Article

(Emanuel)

(b Christiania [now Oslo], Sept 4, 1852; d Bærum, Dec 29, 1928).

Norwegian painter. He attended Johan Fredrik Eckersberg’s School of Drawing in Christiania (1869–70) and then briefly studied painting with Knud Bergslien (1827–1908). In the spring of 1871 Peterssen moved on to the academies of Karlsruhe (1871–3) and Munich (1873–5). He then stayed in Munich until the autumn of 1878 but made many study trips abroad: he returned to Norway but also visited London and Paris and made several journeys to Italian cities. He thus acquired a more profound knowledge of both earlier and contemporary European art than that available to most Norwegians studying in Munich.

In Munich’s galleries he studied and copied the Old Masters but was also deeply impressed by history painting of the Munich school led by Karl Theodor von Piloty. Peterssen turned to themes from Scandinavian history of the 16th and 17th centuries: he painted the Death of Corfitz Ulfedt...

Article

Andreas Blühm

(b Siegen, Sept 5, 1843; d Agrigento, Oct 15, 1906).

German sculptor and teacher. He received a technically sound training in sculpture at the Staatliche Hochschule für Bildende Künste in Berlin from Albert Wolff, a pupil of Christian Daniel Rauch, and was awarded the Michael Beer Prize, enabling him to study in Rome. His early works included the marble group Market Traffic (destr.), formerly on the Belle-Alliance bridge in Berlin, and the allegorical Demon of Steam (destr.), which was erected in a light-well of the Technische Hochschule in Berlin-Charlottenburg. In 1881 he taught at the Kunstakademie in Königsberg (now Kaliningrad, Russia); he was appointed a professor in 1883 and later became its Director. Reusch was an exponent of an academic style of sculpture practised in the late 19th century by members of the Hochschule. They erected large and imposing monuments of the ruling Hohenzollern family and of Otto von Bismarck (1815–98), principally in the province of Prussia.
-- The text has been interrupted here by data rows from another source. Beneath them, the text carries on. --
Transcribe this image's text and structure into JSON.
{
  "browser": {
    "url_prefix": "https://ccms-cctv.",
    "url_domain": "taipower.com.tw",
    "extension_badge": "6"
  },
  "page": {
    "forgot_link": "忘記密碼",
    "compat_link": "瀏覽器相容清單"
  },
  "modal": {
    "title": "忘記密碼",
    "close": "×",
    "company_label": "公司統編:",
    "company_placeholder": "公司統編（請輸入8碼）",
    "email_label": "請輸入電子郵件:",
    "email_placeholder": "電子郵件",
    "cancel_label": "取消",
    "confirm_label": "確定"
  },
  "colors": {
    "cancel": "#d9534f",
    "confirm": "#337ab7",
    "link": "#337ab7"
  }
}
There is, however, a restraint in Reusch’s bronze sculptures, bringing his work closer to the Neo-classical style of Louis Tuaillon than to the neo-Baroque of Reinhold Begas, as seen in the equestrian statue of ...